Social Media Policies – The Why Rather than the What
One of the most popular discussions in the area of social media law centers on social media policies. A simple Google search will produce plenty of examples. Some people think you simply copy and paste one of these examples and change the company name to your own. Then, you can check the social media policy off the list and move on to the next thing. There is even a site with an online database of social media policies.
Before you implement a policy, or take the shortcut, rather than asking yourself if you need one or whose you should copy, you should ask yourself “Why?”
As a lawyer, the obvious answer is risk mitigation. Can I reduce or completely avoid risks with a social media policy? Yes, if you have a policy and apply it, you can do some of that. If you check it off and then ignore, you may actually expose yourself to more liability. That is why the policy should be just as much about why as what. Doing it as an item to check off of a list of things to do is not going to motivate your team to follow it.
By way of example, the Coca-Cola Company has a good social media policy. They actually call it their Online Social Media Principles. You can review it to get started or for some ideas. I do the same. I don’t cut and paste it. Having spoken with one of their lawyers about this policy, it was a team effort. Legal was one part of it, along with management, HR, product development and others. Based on other conversations, it is that way with Hewlett Packard as well with their Blogging Code of Conduct.
I am guessing you are not Coca-Cola or HP and have different issues. Not to get too esoteric, but like most things in life, the success of a social media policy depends largely on the motivation for doing it.
Are you trying to encourage your team members to get involved in social media and promote your company? Can they do it while at work? Are you a company that thrives on discretion and that is the last thing you want? Are you focused on products? B2B? B2C? Services? Do you have designated spokespersons and official social media channels?

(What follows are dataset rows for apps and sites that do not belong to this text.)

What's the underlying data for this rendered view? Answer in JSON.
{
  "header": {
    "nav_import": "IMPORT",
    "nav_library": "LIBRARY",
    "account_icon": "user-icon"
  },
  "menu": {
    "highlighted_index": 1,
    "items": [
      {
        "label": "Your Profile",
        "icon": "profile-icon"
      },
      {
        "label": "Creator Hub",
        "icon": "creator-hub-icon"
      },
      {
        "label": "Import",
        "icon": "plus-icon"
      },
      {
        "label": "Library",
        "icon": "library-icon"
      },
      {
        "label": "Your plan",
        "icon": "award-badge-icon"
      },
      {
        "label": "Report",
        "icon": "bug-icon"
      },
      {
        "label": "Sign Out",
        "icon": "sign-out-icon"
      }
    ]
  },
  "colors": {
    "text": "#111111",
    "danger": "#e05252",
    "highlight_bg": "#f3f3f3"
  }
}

Do you already have a personnel manual that should be incorporated into your social media policy?
I’m a lawyer that drafts social media policies, so yes, legal is important. In one case, the Federal Trade Commission cited to the fact the company had a social media policy as part of the justification for dismissing an investigation about unlawful online endorsements. Social media raises certain legal issues that should be addressed and legal has a role in all of these. Your policy, however, will only be successful, if the key players buy in.